Free and open to the public!
Join us for free screenings of the young Waters's very first forays into filmmaking. Made in his late teens and early twenties, these embryonic, DIY shorts are wildly subversive and scandalously irreverent, a glimpse of an already prodigious talent.
Film stills © Dreamland Productions
Hag in a Black Leather Jacket
John Waters, USA, 1964, 17m
In Waters’s first short—shot on stolen 8mm film for $30 on his parents’ rooftop when he was still a teenager, and screened precisely once after its completion—a wedding ceremony between an African-American man and a white ballerina takes a turn for the surreal.
John Waters, USA, 1966, 40m
Under the influence of Warhol’s Chelsea Girls, Waters designed this free-form, disruptive collage of image and sound to be triple-projected on three screens side by side.
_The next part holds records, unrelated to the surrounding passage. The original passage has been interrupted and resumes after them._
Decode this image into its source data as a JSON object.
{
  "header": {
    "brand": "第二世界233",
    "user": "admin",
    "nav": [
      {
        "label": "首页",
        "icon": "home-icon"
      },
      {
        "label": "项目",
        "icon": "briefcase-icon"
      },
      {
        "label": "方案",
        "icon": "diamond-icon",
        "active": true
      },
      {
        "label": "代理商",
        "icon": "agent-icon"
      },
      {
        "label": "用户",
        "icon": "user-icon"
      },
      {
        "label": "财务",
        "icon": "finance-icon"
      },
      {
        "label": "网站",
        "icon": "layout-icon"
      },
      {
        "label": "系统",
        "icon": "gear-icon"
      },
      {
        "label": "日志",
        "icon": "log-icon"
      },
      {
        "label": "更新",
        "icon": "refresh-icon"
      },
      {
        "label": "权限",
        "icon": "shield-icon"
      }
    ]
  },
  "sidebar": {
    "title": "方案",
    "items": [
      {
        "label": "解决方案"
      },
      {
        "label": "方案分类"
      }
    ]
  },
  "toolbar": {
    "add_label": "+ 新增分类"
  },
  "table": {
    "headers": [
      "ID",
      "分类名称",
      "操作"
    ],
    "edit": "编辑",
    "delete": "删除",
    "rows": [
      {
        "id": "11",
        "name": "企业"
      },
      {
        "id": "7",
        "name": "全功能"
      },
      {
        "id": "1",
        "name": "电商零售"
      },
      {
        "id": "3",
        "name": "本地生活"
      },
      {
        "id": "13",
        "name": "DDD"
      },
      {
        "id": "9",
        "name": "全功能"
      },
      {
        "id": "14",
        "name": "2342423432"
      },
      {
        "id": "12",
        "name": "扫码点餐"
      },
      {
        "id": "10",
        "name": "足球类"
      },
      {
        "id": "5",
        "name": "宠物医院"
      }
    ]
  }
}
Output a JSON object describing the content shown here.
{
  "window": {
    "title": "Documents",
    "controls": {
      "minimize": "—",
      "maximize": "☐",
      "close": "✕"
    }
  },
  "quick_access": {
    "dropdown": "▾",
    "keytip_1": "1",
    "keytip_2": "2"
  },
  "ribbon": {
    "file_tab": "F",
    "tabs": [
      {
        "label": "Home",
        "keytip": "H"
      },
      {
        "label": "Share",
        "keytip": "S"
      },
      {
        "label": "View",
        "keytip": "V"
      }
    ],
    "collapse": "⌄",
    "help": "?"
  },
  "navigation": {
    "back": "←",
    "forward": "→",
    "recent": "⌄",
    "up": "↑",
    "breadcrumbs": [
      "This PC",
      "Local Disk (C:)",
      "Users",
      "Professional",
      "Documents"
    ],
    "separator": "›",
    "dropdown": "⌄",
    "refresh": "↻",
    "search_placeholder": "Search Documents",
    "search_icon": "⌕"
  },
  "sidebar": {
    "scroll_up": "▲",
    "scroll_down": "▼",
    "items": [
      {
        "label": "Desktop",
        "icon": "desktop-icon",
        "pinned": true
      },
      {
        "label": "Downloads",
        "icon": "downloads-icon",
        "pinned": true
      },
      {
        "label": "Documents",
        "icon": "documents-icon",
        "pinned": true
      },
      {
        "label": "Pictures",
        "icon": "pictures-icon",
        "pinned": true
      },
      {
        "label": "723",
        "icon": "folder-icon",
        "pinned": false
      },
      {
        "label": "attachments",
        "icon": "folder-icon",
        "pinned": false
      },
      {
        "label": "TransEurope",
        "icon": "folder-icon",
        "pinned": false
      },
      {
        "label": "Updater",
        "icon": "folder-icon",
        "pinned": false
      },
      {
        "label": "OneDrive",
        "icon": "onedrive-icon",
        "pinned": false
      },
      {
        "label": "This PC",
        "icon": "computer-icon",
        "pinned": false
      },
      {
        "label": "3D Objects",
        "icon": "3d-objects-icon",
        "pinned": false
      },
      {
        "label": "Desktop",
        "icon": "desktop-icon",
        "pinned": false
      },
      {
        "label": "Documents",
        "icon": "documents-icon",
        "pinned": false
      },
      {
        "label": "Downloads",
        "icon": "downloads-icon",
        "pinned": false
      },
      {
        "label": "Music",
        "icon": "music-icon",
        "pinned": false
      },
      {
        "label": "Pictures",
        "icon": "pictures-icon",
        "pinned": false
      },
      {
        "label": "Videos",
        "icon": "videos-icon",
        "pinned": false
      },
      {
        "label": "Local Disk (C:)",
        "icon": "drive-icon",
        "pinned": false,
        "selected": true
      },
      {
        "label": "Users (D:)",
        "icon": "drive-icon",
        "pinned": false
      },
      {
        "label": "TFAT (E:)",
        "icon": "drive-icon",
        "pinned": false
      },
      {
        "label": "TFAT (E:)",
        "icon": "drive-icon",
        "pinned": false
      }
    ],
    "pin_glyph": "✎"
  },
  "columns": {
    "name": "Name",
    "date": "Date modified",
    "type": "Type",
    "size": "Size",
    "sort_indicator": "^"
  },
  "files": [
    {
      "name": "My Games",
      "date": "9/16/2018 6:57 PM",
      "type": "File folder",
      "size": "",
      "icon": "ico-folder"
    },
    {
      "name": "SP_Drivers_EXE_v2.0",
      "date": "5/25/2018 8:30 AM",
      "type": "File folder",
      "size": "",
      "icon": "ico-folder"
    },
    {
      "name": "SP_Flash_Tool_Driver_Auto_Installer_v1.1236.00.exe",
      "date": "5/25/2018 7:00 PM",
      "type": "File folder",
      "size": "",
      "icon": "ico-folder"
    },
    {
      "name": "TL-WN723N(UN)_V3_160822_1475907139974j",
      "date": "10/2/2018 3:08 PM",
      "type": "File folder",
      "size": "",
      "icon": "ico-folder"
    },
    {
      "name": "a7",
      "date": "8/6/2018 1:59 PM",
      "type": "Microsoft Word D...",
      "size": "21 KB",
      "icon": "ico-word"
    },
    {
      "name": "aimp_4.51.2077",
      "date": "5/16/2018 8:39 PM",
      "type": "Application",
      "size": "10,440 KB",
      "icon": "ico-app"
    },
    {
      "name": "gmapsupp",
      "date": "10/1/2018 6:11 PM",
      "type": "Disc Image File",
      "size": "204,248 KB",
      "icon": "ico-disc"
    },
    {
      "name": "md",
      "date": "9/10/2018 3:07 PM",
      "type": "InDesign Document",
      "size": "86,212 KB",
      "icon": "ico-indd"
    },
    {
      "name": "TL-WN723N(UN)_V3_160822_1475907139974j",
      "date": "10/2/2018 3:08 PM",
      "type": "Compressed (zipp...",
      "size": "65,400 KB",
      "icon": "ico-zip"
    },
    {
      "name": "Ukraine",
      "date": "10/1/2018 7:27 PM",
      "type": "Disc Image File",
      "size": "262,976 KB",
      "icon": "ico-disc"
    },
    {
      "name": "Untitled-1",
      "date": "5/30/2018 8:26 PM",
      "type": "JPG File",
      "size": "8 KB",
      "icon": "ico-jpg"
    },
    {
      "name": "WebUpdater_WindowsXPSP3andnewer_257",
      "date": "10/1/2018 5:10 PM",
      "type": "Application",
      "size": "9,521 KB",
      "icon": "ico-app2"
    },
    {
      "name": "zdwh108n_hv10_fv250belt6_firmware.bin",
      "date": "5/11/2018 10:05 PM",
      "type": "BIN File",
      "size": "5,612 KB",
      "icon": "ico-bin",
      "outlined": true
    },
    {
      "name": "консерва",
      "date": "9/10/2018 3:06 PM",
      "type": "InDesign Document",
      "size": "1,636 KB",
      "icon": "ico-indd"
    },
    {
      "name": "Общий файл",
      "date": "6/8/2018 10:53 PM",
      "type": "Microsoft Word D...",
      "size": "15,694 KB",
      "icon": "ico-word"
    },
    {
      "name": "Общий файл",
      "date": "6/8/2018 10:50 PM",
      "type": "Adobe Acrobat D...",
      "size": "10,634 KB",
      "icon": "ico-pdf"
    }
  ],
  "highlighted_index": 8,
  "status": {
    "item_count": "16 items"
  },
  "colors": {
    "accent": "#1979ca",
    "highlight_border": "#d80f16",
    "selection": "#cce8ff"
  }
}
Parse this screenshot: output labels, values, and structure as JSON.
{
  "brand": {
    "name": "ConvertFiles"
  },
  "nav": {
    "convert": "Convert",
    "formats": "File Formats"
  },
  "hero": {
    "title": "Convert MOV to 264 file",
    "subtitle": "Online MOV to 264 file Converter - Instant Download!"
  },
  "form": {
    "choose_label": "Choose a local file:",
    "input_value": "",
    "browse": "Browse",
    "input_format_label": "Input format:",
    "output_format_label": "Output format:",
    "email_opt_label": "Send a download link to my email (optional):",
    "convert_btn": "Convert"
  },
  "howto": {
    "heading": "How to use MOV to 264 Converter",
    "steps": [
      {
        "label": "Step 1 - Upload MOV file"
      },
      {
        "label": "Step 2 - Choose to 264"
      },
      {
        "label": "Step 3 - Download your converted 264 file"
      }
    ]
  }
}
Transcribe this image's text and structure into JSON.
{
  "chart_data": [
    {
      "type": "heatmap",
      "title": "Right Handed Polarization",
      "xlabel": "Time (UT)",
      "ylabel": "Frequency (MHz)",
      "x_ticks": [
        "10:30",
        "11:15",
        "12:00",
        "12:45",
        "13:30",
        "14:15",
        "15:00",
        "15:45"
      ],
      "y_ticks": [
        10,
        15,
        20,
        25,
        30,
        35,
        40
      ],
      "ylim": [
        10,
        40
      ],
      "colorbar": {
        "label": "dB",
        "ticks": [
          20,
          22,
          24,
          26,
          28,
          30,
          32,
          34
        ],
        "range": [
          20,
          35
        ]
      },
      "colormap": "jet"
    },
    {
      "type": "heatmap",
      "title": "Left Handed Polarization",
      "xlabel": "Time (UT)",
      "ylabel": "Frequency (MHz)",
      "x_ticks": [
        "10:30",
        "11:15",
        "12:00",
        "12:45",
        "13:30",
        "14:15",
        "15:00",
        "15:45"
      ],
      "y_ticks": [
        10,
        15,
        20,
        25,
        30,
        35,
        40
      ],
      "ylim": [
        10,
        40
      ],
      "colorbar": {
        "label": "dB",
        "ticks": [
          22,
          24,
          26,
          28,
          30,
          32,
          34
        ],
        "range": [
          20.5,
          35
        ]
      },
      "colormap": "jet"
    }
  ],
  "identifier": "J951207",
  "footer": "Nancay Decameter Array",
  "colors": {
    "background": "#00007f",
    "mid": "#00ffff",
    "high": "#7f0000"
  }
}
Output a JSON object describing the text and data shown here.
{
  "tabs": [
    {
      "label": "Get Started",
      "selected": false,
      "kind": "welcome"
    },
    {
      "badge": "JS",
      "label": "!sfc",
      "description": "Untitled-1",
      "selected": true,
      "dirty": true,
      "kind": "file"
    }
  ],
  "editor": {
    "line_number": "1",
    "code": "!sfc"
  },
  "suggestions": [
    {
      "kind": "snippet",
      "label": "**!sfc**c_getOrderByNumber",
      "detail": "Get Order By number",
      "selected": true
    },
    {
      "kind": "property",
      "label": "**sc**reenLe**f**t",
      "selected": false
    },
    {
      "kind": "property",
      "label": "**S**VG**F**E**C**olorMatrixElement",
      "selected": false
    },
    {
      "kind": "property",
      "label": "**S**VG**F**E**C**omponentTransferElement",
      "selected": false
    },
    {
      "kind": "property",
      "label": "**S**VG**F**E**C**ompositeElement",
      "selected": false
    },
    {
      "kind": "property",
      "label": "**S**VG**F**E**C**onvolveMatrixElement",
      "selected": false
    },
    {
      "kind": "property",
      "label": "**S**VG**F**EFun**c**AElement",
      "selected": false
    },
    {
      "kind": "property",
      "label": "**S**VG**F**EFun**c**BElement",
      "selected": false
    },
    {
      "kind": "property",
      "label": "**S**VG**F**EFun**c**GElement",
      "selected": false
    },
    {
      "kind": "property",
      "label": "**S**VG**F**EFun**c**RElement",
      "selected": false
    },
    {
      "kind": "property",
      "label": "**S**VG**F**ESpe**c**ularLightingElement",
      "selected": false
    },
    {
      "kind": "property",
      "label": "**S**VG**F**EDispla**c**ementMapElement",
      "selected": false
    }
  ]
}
Roman Candles found Waters, then fresh out of film school, testing out a handful of techniques he’d refine in his first two features, not to mention working for the first time with many of the actors—Divine, David Lochary, Mink Stole—who would soon become constant presences in his life and work.
Eat Your Makeup
John Waters, USA, 1968, 45m
Maelcum Soul—“the Kiki of Baltimore”—plays a nanny who forces young women to suffer brutal deaths-by-modeling in Waters’s first narrative short, which also includes a 17-year-old Divine doing his best Jackie Kennedy impression.